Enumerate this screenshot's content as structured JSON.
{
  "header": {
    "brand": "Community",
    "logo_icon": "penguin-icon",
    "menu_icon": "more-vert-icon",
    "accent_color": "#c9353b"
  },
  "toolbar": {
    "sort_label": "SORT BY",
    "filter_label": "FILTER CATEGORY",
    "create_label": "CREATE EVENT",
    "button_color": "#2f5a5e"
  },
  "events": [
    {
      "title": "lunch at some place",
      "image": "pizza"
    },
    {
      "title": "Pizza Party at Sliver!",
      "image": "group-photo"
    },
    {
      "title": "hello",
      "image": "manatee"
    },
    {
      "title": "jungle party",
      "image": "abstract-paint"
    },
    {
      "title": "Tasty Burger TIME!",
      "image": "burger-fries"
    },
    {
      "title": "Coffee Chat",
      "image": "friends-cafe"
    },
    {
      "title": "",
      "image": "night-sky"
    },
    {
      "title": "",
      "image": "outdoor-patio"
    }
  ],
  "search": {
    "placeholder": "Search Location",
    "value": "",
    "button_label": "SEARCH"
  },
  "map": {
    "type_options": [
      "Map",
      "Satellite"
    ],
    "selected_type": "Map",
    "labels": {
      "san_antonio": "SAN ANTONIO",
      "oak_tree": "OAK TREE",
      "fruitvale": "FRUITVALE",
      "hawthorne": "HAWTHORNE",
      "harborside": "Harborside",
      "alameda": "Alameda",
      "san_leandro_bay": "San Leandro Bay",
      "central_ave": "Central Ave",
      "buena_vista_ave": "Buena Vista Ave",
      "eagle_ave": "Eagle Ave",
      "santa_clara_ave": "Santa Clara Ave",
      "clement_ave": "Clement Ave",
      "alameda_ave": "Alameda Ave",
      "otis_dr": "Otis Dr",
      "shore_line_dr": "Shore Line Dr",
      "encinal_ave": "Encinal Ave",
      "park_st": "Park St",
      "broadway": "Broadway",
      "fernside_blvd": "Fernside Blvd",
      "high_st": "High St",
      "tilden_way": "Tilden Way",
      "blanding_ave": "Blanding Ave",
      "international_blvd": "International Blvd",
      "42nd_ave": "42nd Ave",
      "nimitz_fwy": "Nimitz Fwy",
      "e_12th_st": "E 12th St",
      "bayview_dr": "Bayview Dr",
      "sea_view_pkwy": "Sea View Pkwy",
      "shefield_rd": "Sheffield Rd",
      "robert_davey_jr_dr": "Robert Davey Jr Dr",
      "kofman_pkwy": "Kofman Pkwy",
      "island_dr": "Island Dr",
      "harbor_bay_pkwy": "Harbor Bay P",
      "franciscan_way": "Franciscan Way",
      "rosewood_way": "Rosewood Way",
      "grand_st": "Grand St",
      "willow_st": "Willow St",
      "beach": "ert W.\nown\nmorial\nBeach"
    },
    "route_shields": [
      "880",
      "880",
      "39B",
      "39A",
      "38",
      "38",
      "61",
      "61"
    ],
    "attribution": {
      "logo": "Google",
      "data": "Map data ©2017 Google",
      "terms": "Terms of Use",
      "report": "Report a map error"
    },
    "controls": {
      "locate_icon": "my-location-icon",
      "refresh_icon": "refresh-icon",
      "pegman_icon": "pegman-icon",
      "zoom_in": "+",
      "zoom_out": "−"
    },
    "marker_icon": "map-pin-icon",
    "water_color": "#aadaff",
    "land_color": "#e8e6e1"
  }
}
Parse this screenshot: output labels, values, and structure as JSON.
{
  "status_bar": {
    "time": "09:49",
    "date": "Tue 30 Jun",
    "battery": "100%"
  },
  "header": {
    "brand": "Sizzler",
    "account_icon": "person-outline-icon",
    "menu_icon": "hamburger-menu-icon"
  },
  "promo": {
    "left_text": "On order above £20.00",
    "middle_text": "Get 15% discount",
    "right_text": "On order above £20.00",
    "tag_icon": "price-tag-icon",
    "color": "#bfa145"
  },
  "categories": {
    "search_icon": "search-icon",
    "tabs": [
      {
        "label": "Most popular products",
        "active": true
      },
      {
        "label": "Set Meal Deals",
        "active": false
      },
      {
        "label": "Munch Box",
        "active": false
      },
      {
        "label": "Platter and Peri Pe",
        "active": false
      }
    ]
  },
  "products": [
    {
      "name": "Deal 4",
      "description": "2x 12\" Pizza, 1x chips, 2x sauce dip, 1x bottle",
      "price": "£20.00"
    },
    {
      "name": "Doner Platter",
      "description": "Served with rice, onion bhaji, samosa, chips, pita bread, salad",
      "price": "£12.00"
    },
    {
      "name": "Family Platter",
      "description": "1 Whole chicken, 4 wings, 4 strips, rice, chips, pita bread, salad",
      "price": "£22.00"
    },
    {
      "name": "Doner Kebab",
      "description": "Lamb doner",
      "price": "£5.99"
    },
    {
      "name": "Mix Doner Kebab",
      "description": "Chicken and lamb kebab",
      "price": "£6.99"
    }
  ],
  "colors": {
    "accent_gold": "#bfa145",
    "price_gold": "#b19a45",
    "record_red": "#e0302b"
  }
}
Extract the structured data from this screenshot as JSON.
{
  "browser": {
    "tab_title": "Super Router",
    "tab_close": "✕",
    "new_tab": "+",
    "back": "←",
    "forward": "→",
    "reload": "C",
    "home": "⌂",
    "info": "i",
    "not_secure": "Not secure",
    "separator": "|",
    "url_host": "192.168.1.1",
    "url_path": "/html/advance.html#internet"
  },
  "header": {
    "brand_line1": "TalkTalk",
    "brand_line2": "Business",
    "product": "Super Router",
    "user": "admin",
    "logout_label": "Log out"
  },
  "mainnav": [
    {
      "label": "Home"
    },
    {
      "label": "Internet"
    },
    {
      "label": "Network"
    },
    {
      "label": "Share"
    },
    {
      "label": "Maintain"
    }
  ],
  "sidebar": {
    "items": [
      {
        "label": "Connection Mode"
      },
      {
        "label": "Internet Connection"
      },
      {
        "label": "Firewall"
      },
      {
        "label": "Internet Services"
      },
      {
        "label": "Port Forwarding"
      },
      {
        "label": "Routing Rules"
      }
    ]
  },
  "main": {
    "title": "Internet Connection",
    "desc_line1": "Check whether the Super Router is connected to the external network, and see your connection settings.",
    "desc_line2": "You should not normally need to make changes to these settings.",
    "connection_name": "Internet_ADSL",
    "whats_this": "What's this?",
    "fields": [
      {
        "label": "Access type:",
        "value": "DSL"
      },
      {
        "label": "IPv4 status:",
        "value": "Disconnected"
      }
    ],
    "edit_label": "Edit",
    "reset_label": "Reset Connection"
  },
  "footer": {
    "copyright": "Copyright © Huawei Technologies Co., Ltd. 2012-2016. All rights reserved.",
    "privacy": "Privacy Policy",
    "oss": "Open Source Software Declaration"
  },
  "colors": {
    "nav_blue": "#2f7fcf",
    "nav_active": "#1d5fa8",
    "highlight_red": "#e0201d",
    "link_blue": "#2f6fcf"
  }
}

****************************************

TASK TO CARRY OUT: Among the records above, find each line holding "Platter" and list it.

OUTPUT FOR THIS TASK:
        "label": "Platter and Peri Pe",
      "name": "Doner Platter",
      "name": "Family Platter",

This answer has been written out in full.